-- How to complete this task --
Check every line of the data below for the word "name". Copy the ones that have it.

(Component data from apps and pages)
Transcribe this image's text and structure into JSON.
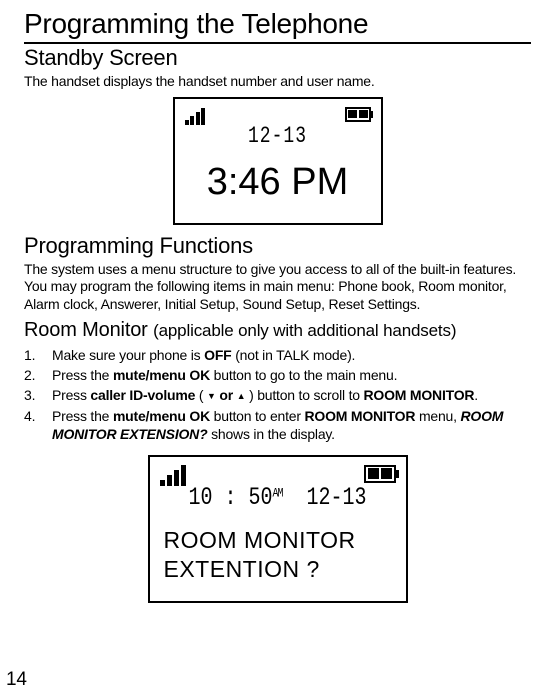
{
  "title": "Programming the Telephone",
  "standby": {
    "heading": "Standby Screen",
    "desc": "The handset displays the handset number and user name.",
    "screen": {
      "date": "12-13",
      "time": "3:46 PM"
    }
  },
  "progfunc": {
    "heading": "Programming Functions",
    "desc": "The system uses a menu structure to give you access to all of the built-in features. You may program the following items in main menu: Phone book, Room monitor, Alarm clock, Answerer, Initial Setup, Sound Setup, Reset Settings."
  },
  "roommon": {
    "heading": "Room Monitor ",
    "paren": "(applicable only with additional handsets)",
    "steps": [
      {
        "n": "1.",
        "pre": "Make sure your phone is ",
        "b1": "OFF",
        "post": " (not in TALK mode)."
      },
      {
        "n": "2.",
        "pre": "Press the ",
        "b1": "mute/menu OK",
        "post": " button to go to the main menu."
      },
      {
        "n": "3.",
        "pre": "Press ",
        "b1": "caller ID-volume",
        "mid1": " ( ",
        "tri_dn": "▼",
        "or": "  or  ",
        "tri_up": "▲",
        "mid2": " ) button to scroll to ",
        "b2": "ROOM MONITOR",
        "post": "."
      },
      {
        "n": "4.",
        "pre": "Press the ",
        "b1": "mute/menu OK",
        "mid1": " button to enter ",
        "b2": "ROOM MONITOR",
        "mid2": " menu, ",
        "bi": "ROOM MONITOR EXTENSION?",
        "post": " shows in the display."
      }
    ],
    "screen": {
      "time": "10 : 50",
      "ampm": "AM",
      "date": "12-13",
      "line1": "ROOM MONITOR",
      "line2": "EXTENTION ?"
    }
  },
  "page_num": "14"
}
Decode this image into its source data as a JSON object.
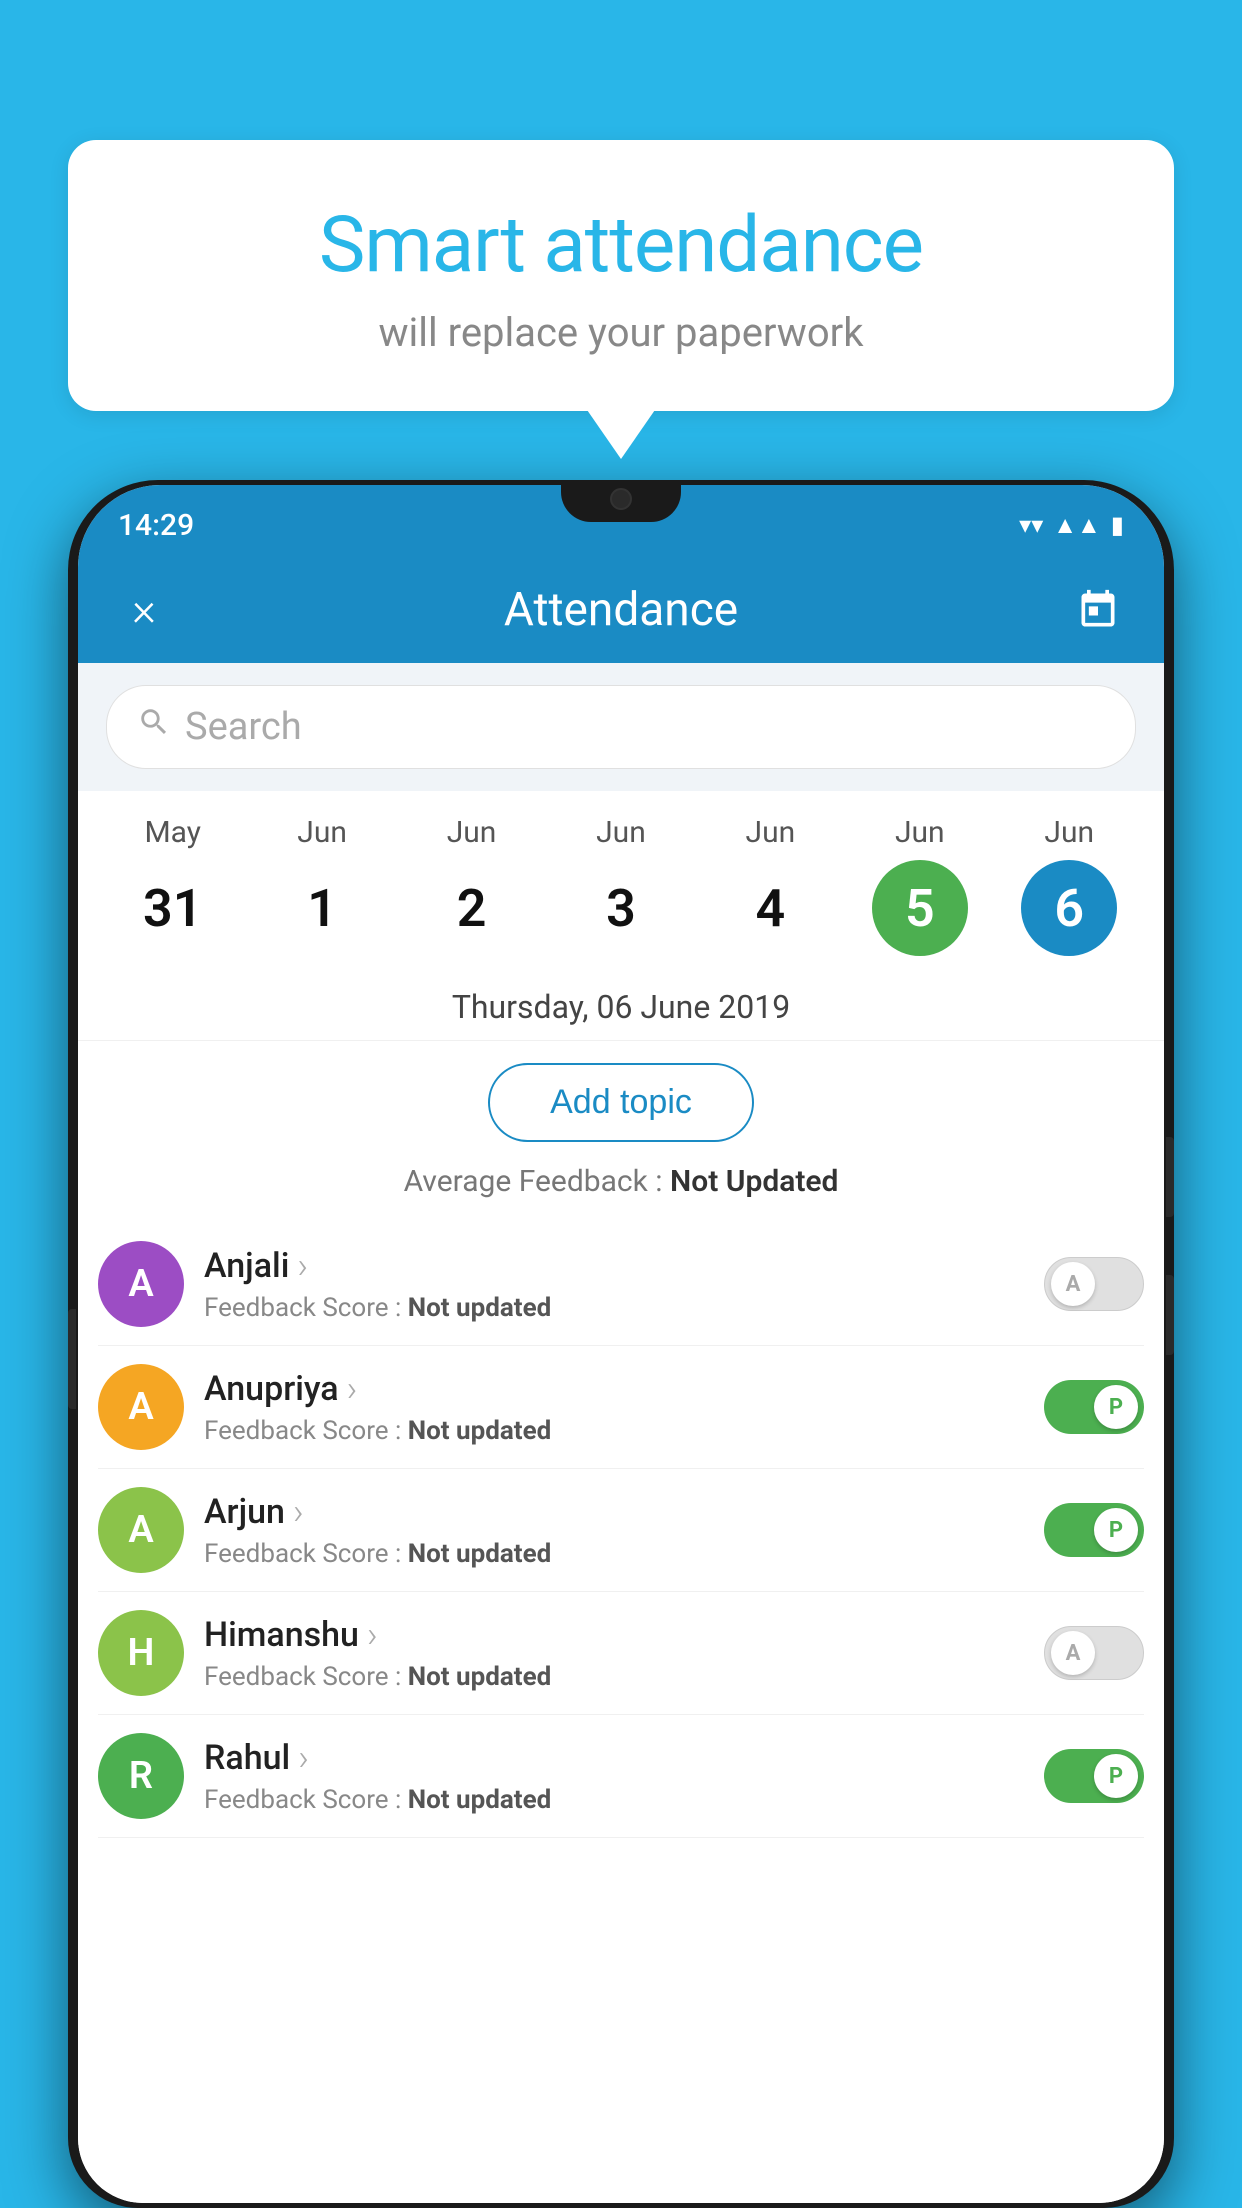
{
  "background_color": "#29b6e8",
  "bubble": {
    "title": "Smart attendance",
    "subtitle": "will replace your paperwork"
  },
  "status_bar": {
    "time": "14:29",
    "icons": [
      "wifi",
      "signal",
      "battery"
    ]
  },
  "header": {
    "title": "Attendance",
    "close_label": "×",
    "calendar_icon": "📅"
  },
  "search": {
    "placeholder": "Search"
  },
  "calendar": {
    "dates": [
      {
        "month": "May",
        "day": "31",
        "type": "normal"
      },
      {
        "month": "Jun",
        "day": "1",
        "type": "normal"
      },
      {
        "month": "Jun",
        "day": "2",
        "type": "normal"
      },
      {
        "month": "Jun",
        "day": "3",
        "type": "normal"
      },
      {
        "month": "Jun",
        "day": "4",
        "type": "normal"
      },
      {
        "month": "Jun",
        "day": "5",
        "type": "today"
      },
      {
        "month": "Jun",
        "day": "6",
        "type": "selected"
      }
    ]
  },
  "selected_date": "Thursday, 06 June 2019",
  "add_topic_label": "Add topic",
  "avg_feedback_label": "Average Feedback :",
  "avg_feedback_value": "Not Updated",
  "students": [
    {
      "name": "Anjali",
      "initial": "A",
      "avatar_color": "#9c4dc4",
      "feedback_label": "Feedback Score :",
      "feedback_value": "Not updated",
      "toggle": "off",
      "toggle_letter": "A"
    },
    {
      "name": "Anupriya",
      "initial": "A",
      "avatar_color": "#f5a623",
      "feedback_label": "Feedback Score :",
      "feedback_value": "Not updated",
      "toggle": "on",
      "toggle_letter": "P"
    },
    {
      "name": "Arjun",
      "initial": "A",
      "avatar_color": "#8bc34a",
      "feedback_label": "Feedback Score :",
      "feedback_value": "Not updated",
      "toggle": "on",
      "toggle_letter": "P"
    },
    {
      "name": "Himanshu",
      "initial": "H",
      "avatar_color": "#8bc34a",
      "feedback_label": "Feedback Score :",
      "feedback_value": "Not updated",
      "toggle": "off",
      "toggle_letter": "A"
    },
    {
      "name": "Rahul",
      "initial": "R",
      "avatar_color": "#4caf50",
      "feedback_label": "Feedback Score :",
      "feedback_value": "Not updated",
      "toggle": "on",
      "toggle_letter": "P"
    }
  ]
}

-- Response for this exercise --
    "desc": "The handset displays the handset number and user name.",
      "name": "Anjali",
      "name": "Anupriya",
      "name": "Arjun",
      "name": "Himanshu",
      "name": "Rahul",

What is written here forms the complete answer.